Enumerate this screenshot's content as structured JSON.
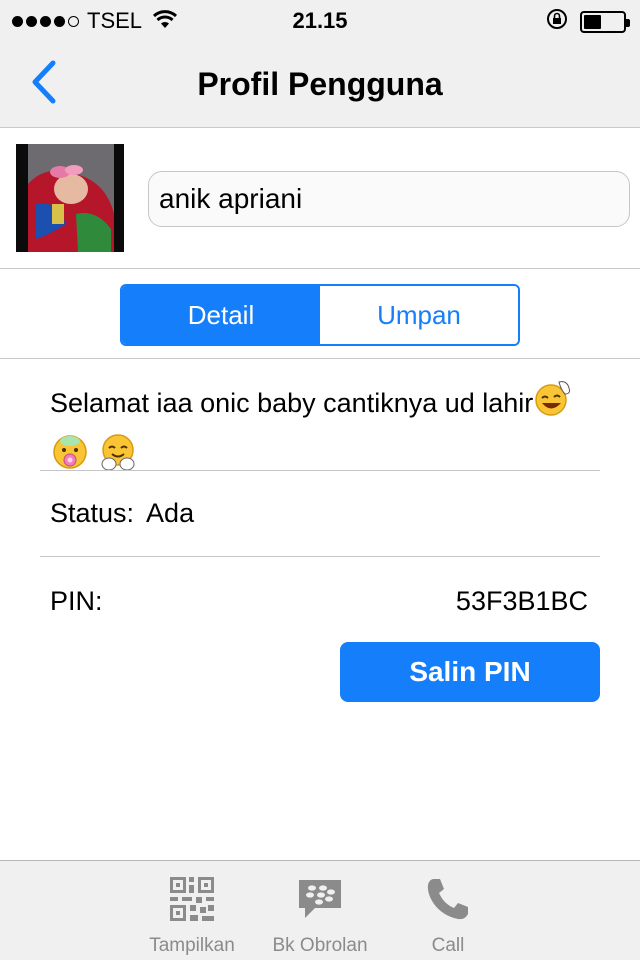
{
  "status_bar": {
    "carrier": "TSEL",
    "time": "21.15",
    "signal_bars": 4,
    "battery_level": 0.45
  },
  "nav": {
    "back_icon": "chevron-left-icon",
    "title": "Profil Pengguna"
  },
  "profile": {
    "name": "anik apriani"
  },
  "segments": {
    "detail": "Detail",
    "feed": "Umpan",
    "selected": "Detail"
  },
  "detail": {
    "message": "Selamat iaa onic baby cantiknya ud lahir",
    "message_emoji": [
      "laughing-wave-emoji",
      "baby-pacifier-emoji",
      "happy-hands-emoji"
    ],
    "status_label": "Status:",
    "status_value": "Ada",
    "pin_label": "PIN:",
    "pin_value": "53F3B1BC",
    "copy_button": "Salin PIN"
  },
  "tabbar": {
    "items": [
      {
        "label": "Tampilkan",
        "icon": "qr-code-icon"
      },
      {
        "label": "Bk Obrolan",
        "icon": "bbm-chat-icon"
      },
      {
        "label": "Call",
        "icon": "phone-icon"
      }
    ]
  },
  "colors": {
    "accent": "#157efb",
    "bar_background": "#f0f0f0",
    "tab_icon_gray": "#8b8b8b"
  }
}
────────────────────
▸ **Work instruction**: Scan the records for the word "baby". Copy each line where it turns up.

▸ **Result**:
    "message": "Selamat iaa onic baby cantiknya ud lahir",
      "baby-pacifier-emoji",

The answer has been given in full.